A few months ago, my husband and I moved to Dorchester, Massachusetts, to work as caretakers of the William Clapp house, which was built in 1806. William Clapp and his wife, Elizabeth (Humphreys) Clapp, were married in the parlor of this house on 15 December 1806. They had nine children, two of whom died at a young age. This family also suffered the loss of three more children in November of 1838 from typhoid fever. Rebecca Clapp, aged twenty, and James Clapp, aged nineteen, died on the same day, and their brother Alexander Clapp, aged seventeen, died four days later. Continue reading Leaving their mark→
When the movie Seabiscuit (2003)was released in theaters, my family and I decided to throw our own version of a Hollywood movie premiere party. Seabiscuit was a well-known racehorse during years of the Depression. My mother’s paternal aunt, Agnes Conlon, was the wife of John “Red” Pollard, a jockey who rode Seabiscuit in a number of races. I saw the movie with fifteen of my relatives, followed by a get-together at my aunt and uncle’s home. Although my great-aunt Agnes was not included in the storyline of this movie, it was fun to watch Tobey Maguire portray my great-uncle Red.
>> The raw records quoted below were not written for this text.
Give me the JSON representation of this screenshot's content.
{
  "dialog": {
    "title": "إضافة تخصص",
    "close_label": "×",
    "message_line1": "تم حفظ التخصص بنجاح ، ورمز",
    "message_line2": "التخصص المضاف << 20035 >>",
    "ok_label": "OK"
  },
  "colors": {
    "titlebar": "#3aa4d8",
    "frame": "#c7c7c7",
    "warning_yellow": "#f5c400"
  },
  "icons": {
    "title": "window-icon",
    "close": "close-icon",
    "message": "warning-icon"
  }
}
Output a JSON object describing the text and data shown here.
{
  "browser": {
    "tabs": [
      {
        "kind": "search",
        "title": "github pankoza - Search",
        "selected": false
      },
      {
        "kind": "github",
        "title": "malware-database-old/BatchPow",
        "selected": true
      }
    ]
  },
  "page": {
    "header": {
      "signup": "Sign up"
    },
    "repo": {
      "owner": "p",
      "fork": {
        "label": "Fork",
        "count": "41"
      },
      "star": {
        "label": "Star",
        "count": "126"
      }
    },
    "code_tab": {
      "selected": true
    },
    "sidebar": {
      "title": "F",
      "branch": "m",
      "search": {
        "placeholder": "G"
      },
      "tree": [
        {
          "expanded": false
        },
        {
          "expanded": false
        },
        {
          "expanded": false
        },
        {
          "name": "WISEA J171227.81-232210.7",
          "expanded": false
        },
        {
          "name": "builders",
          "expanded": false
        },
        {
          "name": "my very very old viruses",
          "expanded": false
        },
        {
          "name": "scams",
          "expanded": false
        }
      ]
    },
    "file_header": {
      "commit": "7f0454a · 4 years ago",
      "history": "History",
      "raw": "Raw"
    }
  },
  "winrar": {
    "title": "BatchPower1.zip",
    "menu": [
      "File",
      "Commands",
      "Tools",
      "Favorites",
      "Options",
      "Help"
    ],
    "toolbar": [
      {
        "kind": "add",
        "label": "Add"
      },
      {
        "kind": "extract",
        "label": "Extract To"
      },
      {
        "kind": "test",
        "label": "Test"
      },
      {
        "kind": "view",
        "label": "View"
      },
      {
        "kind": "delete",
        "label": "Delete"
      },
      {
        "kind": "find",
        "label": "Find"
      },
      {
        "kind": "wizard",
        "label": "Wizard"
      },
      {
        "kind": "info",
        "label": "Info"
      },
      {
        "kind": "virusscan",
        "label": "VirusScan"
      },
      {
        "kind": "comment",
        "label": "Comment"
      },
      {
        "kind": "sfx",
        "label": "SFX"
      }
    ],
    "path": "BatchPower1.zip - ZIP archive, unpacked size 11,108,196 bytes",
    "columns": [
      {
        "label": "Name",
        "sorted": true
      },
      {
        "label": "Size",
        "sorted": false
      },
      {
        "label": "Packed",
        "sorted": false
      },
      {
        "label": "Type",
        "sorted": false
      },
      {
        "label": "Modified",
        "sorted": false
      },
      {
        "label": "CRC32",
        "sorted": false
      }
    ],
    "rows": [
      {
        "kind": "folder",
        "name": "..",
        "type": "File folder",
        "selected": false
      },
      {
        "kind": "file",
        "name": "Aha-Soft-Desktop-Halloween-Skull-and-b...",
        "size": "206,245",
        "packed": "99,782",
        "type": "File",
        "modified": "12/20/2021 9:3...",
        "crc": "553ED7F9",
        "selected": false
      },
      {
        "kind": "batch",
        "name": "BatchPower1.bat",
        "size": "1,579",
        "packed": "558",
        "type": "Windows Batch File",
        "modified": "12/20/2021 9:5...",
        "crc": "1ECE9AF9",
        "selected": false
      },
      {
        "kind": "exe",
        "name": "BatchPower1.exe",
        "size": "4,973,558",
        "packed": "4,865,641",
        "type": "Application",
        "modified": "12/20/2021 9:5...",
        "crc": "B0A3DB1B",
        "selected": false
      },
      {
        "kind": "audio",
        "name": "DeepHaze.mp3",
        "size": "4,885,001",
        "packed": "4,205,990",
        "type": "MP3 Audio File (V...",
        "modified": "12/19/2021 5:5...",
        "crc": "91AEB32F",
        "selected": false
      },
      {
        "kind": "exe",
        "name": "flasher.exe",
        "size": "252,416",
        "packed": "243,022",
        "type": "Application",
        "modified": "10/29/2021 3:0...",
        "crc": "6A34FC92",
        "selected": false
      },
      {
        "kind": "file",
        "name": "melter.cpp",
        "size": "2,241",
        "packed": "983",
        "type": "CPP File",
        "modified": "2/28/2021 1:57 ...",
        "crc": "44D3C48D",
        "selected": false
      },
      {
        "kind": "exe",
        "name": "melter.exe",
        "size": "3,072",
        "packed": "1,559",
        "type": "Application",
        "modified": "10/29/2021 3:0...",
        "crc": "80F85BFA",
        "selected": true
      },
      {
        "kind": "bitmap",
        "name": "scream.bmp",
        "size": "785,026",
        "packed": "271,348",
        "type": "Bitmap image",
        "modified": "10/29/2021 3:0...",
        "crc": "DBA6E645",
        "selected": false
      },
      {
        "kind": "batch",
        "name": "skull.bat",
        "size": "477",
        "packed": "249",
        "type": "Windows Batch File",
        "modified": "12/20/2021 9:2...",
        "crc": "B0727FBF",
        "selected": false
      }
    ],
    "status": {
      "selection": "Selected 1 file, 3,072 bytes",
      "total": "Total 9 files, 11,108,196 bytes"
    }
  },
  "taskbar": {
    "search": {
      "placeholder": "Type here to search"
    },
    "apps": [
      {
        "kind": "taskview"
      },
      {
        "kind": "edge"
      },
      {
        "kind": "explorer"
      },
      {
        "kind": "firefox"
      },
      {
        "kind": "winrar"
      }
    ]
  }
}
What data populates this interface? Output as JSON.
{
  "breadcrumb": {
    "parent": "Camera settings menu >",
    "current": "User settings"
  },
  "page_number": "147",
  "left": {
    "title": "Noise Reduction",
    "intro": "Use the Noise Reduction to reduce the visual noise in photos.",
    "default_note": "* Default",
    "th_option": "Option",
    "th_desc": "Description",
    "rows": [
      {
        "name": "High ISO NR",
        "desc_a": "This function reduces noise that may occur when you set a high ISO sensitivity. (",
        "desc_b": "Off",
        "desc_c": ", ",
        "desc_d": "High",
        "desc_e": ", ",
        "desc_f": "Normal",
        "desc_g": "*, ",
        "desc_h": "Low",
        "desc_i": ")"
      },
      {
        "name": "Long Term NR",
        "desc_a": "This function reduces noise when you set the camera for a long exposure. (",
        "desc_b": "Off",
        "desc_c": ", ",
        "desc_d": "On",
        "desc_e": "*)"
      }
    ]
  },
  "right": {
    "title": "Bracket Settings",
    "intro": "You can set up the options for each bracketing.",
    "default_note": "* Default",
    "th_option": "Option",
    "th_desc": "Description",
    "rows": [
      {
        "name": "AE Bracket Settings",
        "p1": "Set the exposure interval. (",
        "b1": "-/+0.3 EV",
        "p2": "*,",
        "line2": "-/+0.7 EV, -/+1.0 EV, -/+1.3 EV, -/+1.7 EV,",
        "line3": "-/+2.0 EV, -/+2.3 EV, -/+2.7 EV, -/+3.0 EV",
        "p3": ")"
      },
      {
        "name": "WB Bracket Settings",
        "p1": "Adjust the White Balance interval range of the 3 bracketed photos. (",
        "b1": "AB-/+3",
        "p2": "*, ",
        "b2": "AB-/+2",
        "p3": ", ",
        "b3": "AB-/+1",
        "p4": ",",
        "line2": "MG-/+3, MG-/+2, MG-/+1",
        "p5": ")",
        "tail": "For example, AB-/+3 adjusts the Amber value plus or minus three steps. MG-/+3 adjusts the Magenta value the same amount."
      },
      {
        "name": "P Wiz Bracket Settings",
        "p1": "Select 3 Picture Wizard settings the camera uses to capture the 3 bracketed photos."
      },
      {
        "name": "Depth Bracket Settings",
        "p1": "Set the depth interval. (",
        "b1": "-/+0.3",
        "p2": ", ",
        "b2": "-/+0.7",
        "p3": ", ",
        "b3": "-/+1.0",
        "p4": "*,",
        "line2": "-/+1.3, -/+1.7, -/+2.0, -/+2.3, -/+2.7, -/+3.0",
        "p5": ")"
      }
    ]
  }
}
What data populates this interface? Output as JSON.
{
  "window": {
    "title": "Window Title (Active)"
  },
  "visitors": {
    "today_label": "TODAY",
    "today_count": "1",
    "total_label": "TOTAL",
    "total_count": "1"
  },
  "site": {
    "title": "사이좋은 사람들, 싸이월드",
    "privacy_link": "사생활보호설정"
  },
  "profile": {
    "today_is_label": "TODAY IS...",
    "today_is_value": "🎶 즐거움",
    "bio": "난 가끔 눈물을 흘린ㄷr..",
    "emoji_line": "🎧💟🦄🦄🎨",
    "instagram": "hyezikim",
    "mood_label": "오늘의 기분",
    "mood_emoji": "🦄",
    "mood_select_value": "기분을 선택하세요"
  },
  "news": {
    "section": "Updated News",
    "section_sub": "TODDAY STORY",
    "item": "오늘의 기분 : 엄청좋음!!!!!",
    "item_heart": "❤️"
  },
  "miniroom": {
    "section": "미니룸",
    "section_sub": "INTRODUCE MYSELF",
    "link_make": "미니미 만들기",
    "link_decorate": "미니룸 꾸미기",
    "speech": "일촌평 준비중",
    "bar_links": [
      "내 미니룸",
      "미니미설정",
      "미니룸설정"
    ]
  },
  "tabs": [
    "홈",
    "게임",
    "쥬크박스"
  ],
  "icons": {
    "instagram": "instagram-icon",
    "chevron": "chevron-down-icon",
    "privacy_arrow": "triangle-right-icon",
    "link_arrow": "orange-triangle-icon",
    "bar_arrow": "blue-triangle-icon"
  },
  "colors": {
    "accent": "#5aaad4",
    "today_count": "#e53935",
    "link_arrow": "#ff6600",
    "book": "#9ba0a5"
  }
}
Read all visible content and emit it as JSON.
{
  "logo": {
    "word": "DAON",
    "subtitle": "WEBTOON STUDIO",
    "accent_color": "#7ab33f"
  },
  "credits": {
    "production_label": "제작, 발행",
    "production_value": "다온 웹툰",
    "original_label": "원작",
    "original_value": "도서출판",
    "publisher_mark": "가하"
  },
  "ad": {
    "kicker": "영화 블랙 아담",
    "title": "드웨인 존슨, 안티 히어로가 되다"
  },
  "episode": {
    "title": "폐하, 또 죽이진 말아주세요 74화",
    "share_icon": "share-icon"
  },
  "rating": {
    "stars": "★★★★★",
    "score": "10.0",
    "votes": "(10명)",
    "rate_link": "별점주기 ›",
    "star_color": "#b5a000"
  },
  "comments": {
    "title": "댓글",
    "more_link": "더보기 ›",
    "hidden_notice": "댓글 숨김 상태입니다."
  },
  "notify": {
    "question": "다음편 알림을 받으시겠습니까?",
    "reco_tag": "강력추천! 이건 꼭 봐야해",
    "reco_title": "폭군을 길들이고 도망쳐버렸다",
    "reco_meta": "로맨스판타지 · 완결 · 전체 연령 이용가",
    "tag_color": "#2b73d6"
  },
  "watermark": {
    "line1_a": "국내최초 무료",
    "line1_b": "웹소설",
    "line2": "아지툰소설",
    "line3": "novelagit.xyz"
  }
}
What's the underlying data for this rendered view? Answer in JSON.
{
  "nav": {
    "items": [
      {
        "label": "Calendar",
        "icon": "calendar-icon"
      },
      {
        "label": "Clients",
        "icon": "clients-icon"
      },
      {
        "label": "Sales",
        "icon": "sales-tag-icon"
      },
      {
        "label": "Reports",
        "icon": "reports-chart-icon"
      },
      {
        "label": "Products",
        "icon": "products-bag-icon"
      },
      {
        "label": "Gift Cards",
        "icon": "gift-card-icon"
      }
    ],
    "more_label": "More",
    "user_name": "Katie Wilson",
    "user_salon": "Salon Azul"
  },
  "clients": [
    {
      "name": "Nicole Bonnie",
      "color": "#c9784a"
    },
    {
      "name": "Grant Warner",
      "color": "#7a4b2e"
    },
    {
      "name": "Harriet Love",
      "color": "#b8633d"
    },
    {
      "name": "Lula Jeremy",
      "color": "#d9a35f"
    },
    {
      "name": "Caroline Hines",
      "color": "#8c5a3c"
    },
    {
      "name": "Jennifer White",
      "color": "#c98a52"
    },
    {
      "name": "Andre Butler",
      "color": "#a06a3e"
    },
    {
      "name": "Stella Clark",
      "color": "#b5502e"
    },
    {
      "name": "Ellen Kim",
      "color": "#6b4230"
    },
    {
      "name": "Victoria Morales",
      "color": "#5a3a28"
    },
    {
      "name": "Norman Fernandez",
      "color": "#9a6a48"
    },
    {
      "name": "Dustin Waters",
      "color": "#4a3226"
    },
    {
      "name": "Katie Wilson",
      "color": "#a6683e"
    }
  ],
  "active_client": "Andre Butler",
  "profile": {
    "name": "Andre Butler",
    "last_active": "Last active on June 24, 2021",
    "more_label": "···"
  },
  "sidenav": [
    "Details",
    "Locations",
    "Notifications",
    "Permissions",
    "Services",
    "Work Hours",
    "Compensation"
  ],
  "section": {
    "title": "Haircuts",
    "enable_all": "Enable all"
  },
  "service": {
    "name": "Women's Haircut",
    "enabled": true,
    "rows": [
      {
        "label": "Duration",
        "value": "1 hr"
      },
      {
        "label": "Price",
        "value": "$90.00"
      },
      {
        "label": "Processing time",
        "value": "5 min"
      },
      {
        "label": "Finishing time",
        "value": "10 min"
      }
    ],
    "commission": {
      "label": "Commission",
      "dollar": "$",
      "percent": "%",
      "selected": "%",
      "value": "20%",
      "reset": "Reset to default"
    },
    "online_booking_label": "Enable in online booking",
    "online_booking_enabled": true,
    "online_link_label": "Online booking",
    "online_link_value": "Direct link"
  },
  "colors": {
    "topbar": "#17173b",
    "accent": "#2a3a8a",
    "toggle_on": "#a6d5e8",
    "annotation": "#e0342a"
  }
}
Red Pollard and Seabiscuit were viewed by many as underdogs. Pollard suffered various injuries throughout his racing career, including an injury which resulted in blindness in his right eye. He kept that a secret, out of fear that he would not be allowed to ride. Continue reading Multimedia sources for family research→
Recently I uncovered some interesting information about my husband’s great-grandfather, Peter Consigli. According to the 6 September 1930 Boston Herald, federal agents from Boston carried out several raids in the town of Milford, Massachusetts, and arrested three men, including Peter, for the manufacture of liquor. According to my husband and father-in-law, no one in their family had ever mentioned this incident.
One day while visiting my parents, I looked through some documents that belonged to my maternal grandmother, Gertrude Rose (Breen) Conlon. She lived with my family for two years until her death in 1992, and my mother still has some of her papers. While searching for a copy of my grandmother’s marriage record, I came across what appeared to be a bank book. Upon closer examination, I noticed that it was a payment book for my grandmother’s account with the Massachusetts Catholic Order of Foresters (MCOF) . I recognized the name of this organization from research I previously conducted on the Irish lines of my family. My great-great-grandfather, James Conlon, was a member of the MCOF until his death in 1934. Continue reading An Unexpected Discovery in Family Documents→
My interest in genealogy was sparked by a request from my father: he wanted my help in finding information on his paternal grandparents. My father did not know their names, but he had heard that they were from Ireland. My grandfather died when I was young, and his only living sibling didn’t want to talk to us about her parents because it was “all in the past,” so I began my search by obtaining a copy of my grandfather’s birth record. I couldn’t wait to tell my dad the names of his father’s parents, which were listed on that birth record: Thomas Curley and Margaret Glennon. Continue reading Reconnecting with family→